Terrorists fight their wars in cyberspace as well as on the ground. However, while politicians and the media have hotly debated the dangers of terrorists sabotaging the Internet, surprisingly little is known about terrorists’ actual use of the Internet.
In this timely and eye-opening volume, Gabriel Weimann reveals that terrorist organizations and their supporters maintain hundreds of websites, taking advantage of the unregulated, anonymous, and accessible nature of the Internet to target an array of messages to diverse audiences. Drawing on a seven-year study of the World Wide Web, the author examines how modern terrorist organizations exploit the Internet to raise funds, recruit members, plan and launch attacks, and publicize their chilling results. Weimann also investigates the effectiveness of counterterrorism measures and warns that this cyberwar may cost us dearly in terms of civil rights.
Illustrated with numerous examples taken from terrorist websites, Terror on the Internetoffers the definitive introduction to this emerging and dynamic arena. Weimann lays bare the challenges we collectively face in confronting the growing and increasingly sophisticated terrorist presence on the Net. A publication of the United States Institute of Peace, distributed by Potomac Books, Inc.

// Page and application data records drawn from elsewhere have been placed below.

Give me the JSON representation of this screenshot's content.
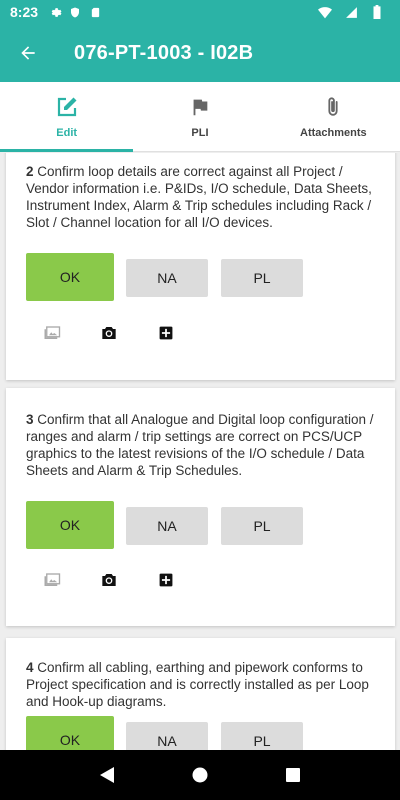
{
  "status_bar": {
    "time": "8:23"
  },
  "app_bar": {
    "title": "076-PT-1003 - I02B"
  },
  "tabs": [
    {
      "label": "Edit",
      "icon": "edit-icon"
    },
    {
      "label": "PLI",
      "icon": "flag-icon"
    },
    {
      "label": "Attachments",
      "icon": "paperclip-icon"
    }
  ],
  "items": [
    {
      "number": "2",
      "text": "Confirm loop details are correct against all Project / Vendor information i.e. P&IDs, I/O schedule, Data Sheets, Instrument Index, Alarm & Trip schedules including Rack / Slot / Channel location for all I/O devices.",
      "buttons": [
        "OK",
        "NA",
        "PL"
      ]
    },
    {
      "number": "3",
      "text": "Confirm that all Analogue and Digital loop configuration / ranges and alarm / trip settings are correct on PCS/UCP graphics to the latest revisions of the I/O schedule / Data Sheets and Alarm & Trip Schedules.",
      "buttons": [
        "OK",
        "NA",
        "PL"
      ]
    },
    {
      "number": "4",
      "text": "Confirm all cabling, earthing and pipework conforms to Project specification and is correctly installed as per Loop and Hook-up diagrams.",
      "buttons": [
        "OK",
        "NA",
        "PL"
      ]
    }
  ],
  "colors": {
    "accent": "#2bb3a6",
    "ok_selected": "#8ac94a",
    "button_default": "#dcdcdc"
  }
}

As recent events demonstrate, the manifestations of Islamist extremism in Europe are manifold. They range from youngsters who reject both government and academic attempts at multiculturalism to radical imams who influence their congregations against their host countries to fundamentalist converts who believe the West is on a crusade to destroy Islam. Chat rooms on the Internet are used with powerful effect to proselytize, recruit, radicalize, fund raise, train, and plot acts of terrorism. In part to counter violent Islamist extremism, the U.S. National Intelligence Strategy seeks to: (1) develop innovative ways to penetrate and analyze the most difficult targets ; and (2) strengthen analytic expertise, methods, and practices; tap expertise wherever it resides; and explore alternative analytic views. Consequently, the director of national intelligence has given top priority to enhancing outreach to the myriad sources of expertise and open source information that can play a decisive role in countering threats such as terrorism. Over the past year, the CSIS Transnational Threats Project operated and tested a global Trusted Information Network (TIN) devoted to critical threat issues demonstrating that structured interaction with nongovernmental experts on the periphery can provide innovative, alternative analysis and perspectives. Islamist extremism in Europe was explored by the TIN s internationally recognized experts, even as daily events in Europe illustrated that al Qaeda inspired terrorists continue to proliferate among Muslim communities there. TIN members, in a collaborative online setting, contributed fresh information and perceptions about the extremists route to violence and their aspirations. This report reviews the workings of the CSIS network and demonstrates the contribution such a TIN can make as a force multiplier for intelligence in the information age.